I know as well as the next person that when you move to a new place you inevitably must deal with new inconveniences. In the southeast these took the form of cockroaches. In the southwest they were scorpions, and snakes, and mice, and poisonous spiders (wait, why did I like the southwest so much?). In the northeast it’s ice and snow and depressingly grey skies. And in the west it was earthquakes and bugs whose names I never learned because that would have made them all to real. Now that we’re in southern Oregon, we have bears (cute) and cougars (the animals not the older women; also, cougars?! I kind of thought those were make believe), but honestly I’ve never seen either in the eight months we’ve been here (though Bambi and his family make regular appearances on our street). What I have seen, in hoards, are spiders.
Sometime in mid-June our rental house was invaded with spiders.

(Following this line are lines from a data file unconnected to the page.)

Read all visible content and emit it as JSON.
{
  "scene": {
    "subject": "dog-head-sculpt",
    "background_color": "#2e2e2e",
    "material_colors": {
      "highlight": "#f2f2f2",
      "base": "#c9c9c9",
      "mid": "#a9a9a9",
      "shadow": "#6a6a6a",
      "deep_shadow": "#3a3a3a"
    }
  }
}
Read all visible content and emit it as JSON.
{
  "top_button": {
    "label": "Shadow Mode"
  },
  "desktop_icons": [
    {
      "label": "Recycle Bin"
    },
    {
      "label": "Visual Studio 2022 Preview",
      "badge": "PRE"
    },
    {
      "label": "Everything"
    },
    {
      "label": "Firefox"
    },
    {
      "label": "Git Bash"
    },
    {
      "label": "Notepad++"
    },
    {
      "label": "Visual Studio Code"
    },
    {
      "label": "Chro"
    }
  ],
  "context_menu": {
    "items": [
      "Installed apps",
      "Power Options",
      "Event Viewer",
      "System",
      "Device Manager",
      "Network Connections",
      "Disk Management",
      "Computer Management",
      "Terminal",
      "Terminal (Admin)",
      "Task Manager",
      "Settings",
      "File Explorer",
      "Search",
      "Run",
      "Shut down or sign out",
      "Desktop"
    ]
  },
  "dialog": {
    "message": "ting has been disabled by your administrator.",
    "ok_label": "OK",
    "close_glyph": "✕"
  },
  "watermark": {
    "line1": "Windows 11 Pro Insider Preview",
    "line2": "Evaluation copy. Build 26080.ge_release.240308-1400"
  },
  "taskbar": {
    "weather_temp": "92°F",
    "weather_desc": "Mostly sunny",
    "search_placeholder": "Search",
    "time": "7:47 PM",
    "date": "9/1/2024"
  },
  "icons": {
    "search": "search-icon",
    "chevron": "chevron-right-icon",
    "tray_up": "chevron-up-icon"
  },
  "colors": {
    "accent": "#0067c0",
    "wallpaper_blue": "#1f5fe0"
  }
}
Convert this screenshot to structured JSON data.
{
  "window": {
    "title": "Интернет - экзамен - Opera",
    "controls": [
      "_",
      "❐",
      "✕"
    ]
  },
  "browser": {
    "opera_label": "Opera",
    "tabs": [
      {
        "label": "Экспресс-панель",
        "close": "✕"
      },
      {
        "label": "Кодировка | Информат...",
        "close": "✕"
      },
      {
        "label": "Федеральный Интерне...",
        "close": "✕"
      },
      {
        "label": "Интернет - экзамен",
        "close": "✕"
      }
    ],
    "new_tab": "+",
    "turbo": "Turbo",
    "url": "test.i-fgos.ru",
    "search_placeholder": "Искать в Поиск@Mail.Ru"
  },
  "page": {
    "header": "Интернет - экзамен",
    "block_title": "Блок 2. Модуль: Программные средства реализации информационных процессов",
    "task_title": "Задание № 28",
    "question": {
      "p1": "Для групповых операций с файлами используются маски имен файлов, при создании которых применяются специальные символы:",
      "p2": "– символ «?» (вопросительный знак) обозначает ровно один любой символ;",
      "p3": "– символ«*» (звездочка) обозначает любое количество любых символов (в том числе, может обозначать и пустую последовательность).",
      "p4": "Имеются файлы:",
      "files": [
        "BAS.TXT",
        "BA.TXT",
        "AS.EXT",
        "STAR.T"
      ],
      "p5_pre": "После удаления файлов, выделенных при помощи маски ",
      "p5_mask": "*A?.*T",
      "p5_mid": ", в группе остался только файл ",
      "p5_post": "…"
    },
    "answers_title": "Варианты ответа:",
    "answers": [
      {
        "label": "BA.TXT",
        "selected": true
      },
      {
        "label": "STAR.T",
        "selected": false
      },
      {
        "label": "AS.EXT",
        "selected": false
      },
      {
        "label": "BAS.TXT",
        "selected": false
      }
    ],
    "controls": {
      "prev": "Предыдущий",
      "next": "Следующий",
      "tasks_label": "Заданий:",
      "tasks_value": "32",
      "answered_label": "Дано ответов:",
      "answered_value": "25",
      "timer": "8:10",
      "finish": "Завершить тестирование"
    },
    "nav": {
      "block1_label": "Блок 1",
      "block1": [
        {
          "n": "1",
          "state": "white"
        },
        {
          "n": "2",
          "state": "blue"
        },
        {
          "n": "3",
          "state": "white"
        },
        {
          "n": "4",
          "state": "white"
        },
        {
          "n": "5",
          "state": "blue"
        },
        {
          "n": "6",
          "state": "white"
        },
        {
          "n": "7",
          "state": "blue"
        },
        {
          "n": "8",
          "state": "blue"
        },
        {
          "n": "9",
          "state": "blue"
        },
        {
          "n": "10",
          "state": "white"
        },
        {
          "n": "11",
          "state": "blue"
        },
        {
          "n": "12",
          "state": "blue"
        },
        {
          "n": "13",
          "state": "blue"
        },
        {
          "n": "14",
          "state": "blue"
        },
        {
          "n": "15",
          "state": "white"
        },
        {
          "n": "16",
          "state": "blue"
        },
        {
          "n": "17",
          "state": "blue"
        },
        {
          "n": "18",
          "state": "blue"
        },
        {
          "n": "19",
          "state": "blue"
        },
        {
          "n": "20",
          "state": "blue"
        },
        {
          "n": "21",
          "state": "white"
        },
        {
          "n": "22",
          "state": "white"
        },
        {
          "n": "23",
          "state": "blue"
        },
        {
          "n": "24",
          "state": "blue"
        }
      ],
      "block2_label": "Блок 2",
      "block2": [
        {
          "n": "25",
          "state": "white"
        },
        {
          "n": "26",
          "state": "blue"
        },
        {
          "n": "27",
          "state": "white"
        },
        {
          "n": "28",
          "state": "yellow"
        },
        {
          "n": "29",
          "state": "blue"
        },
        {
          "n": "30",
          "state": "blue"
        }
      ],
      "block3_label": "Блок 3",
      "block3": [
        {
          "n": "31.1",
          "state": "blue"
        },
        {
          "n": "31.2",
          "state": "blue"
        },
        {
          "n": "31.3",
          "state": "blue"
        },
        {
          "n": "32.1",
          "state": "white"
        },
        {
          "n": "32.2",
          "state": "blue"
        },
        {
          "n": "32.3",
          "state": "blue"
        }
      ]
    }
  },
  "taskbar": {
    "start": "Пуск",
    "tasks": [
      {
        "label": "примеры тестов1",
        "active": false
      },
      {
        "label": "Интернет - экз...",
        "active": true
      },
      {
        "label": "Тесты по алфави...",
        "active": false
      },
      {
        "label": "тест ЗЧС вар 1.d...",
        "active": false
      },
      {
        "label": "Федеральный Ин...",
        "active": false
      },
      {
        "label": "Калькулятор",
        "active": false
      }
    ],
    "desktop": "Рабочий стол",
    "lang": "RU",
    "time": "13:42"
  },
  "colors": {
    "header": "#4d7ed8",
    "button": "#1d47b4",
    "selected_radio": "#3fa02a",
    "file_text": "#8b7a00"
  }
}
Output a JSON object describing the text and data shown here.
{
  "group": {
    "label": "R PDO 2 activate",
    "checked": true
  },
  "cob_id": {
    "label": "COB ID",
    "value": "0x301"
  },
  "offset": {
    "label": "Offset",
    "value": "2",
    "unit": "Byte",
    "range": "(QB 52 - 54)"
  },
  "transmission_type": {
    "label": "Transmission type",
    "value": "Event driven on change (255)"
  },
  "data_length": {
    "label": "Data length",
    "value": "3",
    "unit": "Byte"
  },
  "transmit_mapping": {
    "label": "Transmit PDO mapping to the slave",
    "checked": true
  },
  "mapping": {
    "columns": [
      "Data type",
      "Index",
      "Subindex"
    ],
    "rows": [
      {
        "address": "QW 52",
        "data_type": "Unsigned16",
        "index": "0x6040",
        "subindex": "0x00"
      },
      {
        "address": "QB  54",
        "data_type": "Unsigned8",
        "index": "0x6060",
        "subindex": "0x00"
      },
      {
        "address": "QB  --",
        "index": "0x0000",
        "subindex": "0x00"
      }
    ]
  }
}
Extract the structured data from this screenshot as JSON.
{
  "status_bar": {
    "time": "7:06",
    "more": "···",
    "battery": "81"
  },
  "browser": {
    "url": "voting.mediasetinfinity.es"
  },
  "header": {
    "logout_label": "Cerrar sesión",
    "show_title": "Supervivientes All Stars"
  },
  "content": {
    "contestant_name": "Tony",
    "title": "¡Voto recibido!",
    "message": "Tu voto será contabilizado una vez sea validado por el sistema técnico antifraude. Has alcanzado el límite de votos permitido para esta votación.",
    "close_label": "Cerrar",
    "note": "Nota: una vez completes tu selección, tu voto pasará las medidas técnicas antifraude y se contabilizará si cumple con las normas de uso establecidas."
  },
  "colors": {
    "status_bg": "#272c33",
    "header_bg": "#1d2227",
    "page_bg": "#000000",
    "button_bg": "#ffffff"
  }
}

Big spiders, small spiders, spiders on the ceilings, spiders on the floor, spiders smack dab in the middle of the wall, spiders in the bathroom, spiders in the hallway, spiders on our sheets (!!), spiders in the kitchen. Really, spiders everywhere. And while none of the spiders I saw looked particularly poisonous, spiders are still the creepiest creatures of all. They have so many legs. And if you look away for even a second they can fly across the room and disappear. And then reappear on your face when your sleeping. And then they crawl all over you. And then you spend the next two weeks swiping at various parts of your body because you swear there’s a spider there only to have your husband tell you it’s just your hair that your baby pulled out when he grabbed a fistful and wouldn’t let go, but it’s too late and now the whole world thinks you’re slightly unbalanced because you keeps swiping at yourself and oh-my-god spiders freak me out so much that I write stupid-long run-on sentences. Someone stop me.
Now, most days Caleb and Sadie and I are home alone, so spider-dealing-with is up to me (at least until Caleb is old enough to have decent hand control and then I’m making him do it; he’s a boy so he’ll probably think it’s super cool), and while I’m generally a live and let live kind of person, I draw the line at spiders in my house. I’ve seen the whole capture them and let them loose outside manuever, but I have three problems with this approach:
- You have to get relatively close to the spider in order to extract it and move it outside.
- Once it’s outside it could conceivably come back inside at some point and/or I could walk into it’s web outside or have it land in my hair when I’m out watering plants.
- In the process of capturing and transporting said spider the sneaky thing could crawl all over me.
For these very sane reasons I apologize to the spider and God and kill them. On the spot. With no mercy. I like to think I’m kind about it: I do it quickly and I make sure they’re really, really, really dead (so they don’t suffer – or, you know, come back to life), but there’s no getting around it. I’m a spider killer.
Even so, there are occasions on which I call Adam at work and force him to drive the two miles home to kill a spider because it is either too freaking huge to be believed and I can’t approach it for fear it will eat my head off, or it is out of my reach. In exchange for this service, I have been known to offer up various household chores that now include putting the baby to bed (a time consuming affair that can involve many attempts and leave one wiped of the desire to go on being awake themselves).
Nevertheless, most of the time I kill my own spiders because I’m grown-up like that, but in order to convince Adam of the enormity of our problem, I began keeping track of the number of spiders I was killing on a dry erase board we keep by the garage. Sadly I forgot to mark the date I began, so I had to start over yesterday in order to accurately capture the invasion-like-scope I’m experiencing. But, prior to erasing the marks and beginning again, I was up to 21 spiders. 21. Spiders.
Somehow marking them down makes me feel more powerful. And garners me more sympathy. And makes me feel productive. So what if I didn’t shower today? I killed five spiders. Beat that.
(Oh, and sorry spiders, I hope there is a lovely afterlife for you. Please don’t haunt me.)